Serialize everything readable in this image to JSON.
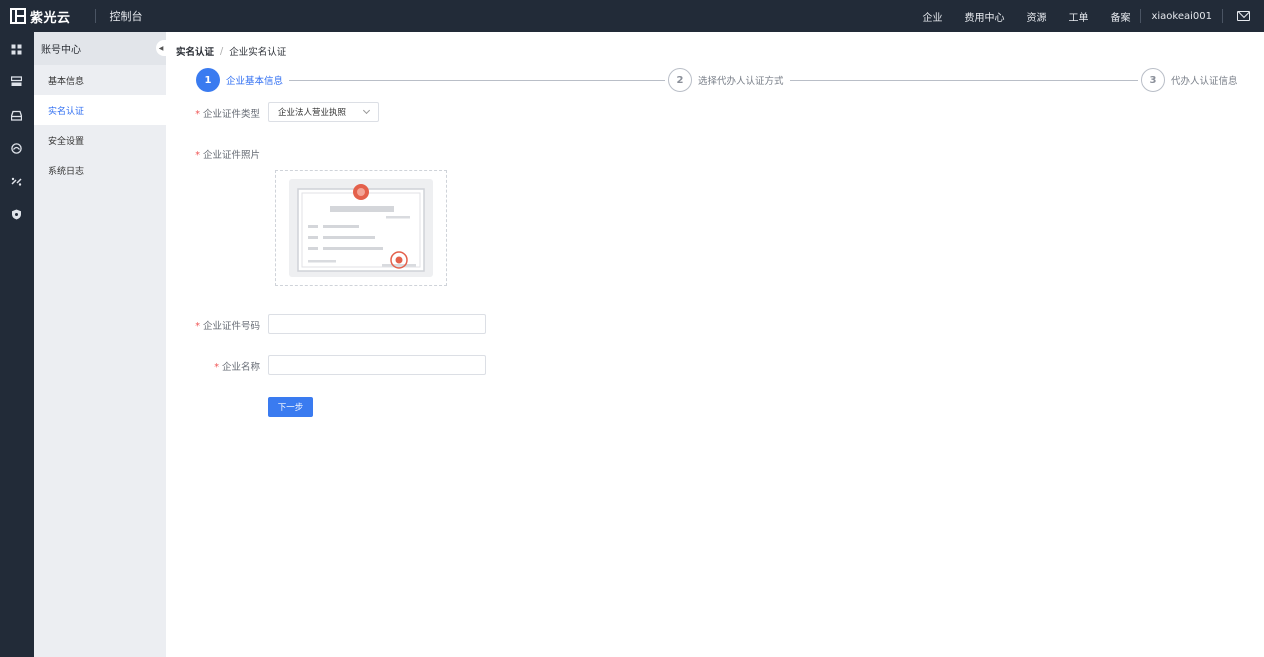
{
  "topbar": {
    "brand": "紫光云",
    "console": "控制台",
    "nav": [
      "企业",
      "费用中心",
      "资源",
      "工单",
      "备案"
    ],
    "username": "xiaokeai001"
  },
  "rail_icons": [
    "dashboard-icon",
    "server-icon",
    "storage-icon",
    "network-icon",
    "exchange-icon",
    "security-icon"
  ],
  "sidebar": {
    "title": "账号中心",
    "items": [
      {
        "label": "基本信息"
      },
      {
        "label": "实名认证",
        "active": true
      },
      {
        "label": "安全设置"
      },
      {
        "label": "系统日志"
      }
    ]
  },
  "breadcrumb": [
    "实名认证",
    "企业实名认证"
  ],
  "steps": [
    {
      "num": "1",
      "label": "企业基本信息",
      "active": true
    },
    {
      "num": "2",
      "label": "选择代办人认证方式",
      "active": false
    },
    {
      "num": "3",
      "label": "代办人认证信息",
      "active": false
    }
  ],
  "form": {
    "cert_type_label": "企业证件类型",
    "cert_type_value": "企业法人营业执照",
    "cert_photo_label": "企业证件照片",
    "cert_number_label": "企业证件号码",
    "cert_number_value": "",
    "company_name_label": "企业名称",
    "company_name_value": "",
    "next_button": "下一步"
  },
  "colors": {
    "topbar_bg": "#222b38",
    "accent": "#3a7bf0",
    "required": "#f05454",
    "seal": "#e4604b"
  }
}
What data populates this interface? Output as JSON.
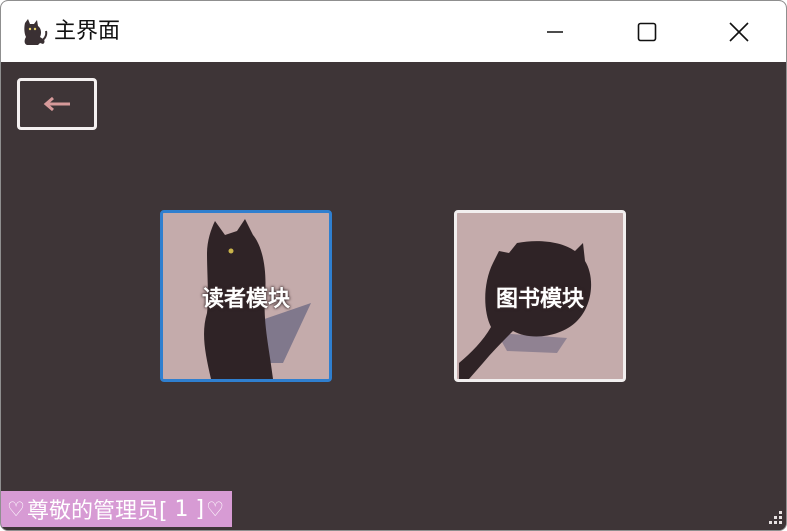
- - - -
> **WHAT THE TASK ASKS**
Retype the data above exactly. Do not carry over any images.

> **SOLUTION FOR THIS PROBLEM**
Serialize everything readable in this image to JSON.
{
  "topbar": {
    "brand": "紫光云",
    "console": "控制台",
    "nav": [
      "企业",
      "费用中心",
      "资源",
      "工单",
      "备案"
    ],
    "username": "xiaokeai001"
  },
  "rail_icons": [
    "dashboard-icon",
    "server-icon",
    "storage-icon",
    "network-icon",
    "exchange-icon",
    "security-icon"
  ],
  "sidebar": {
    "title": "账号中心",
    "items": [
      {
        "label": "基本信息"
      },
      {
        "label": "实名认证",
        "active": true
      },
      {
        "label": "安全设置"
      },
      {
        "label": "系统日志"
      }
    ]
  },
  "breadcrumb": [
    "实名认证",
    "企业实名认证"
  ],
  "steps": [
    {
      "num": "1",
      "label": "企业基本信息",
      "active": true
    },
    {
      "num": "2",
      "label": "选择代办人认证方式",
      "active": false
    },
    {
      "num": "3",
      "label": "代办人认证信息",
      "active": false
    }
  ],
  "form": {
    "cert_type_label": "企业证件类型",
    "cert_type_value": "企业法人营业执照",
    "cert_photo_label": "企业证件照片",
    "cert_number_label": "企业证件号码",
    "cert_number_value": "",
    "company_name_label": "企业名称",
    "company_name_value": "",
    "next_button": "下一步"
  },
  "colors": {
    "topbar_bg": "#222b38",
    "accent": "#3a7bf0",
    "required": "#f05454",
    "seal": "#e4604b"
  }
}
What data populates this interface? Output as JSON.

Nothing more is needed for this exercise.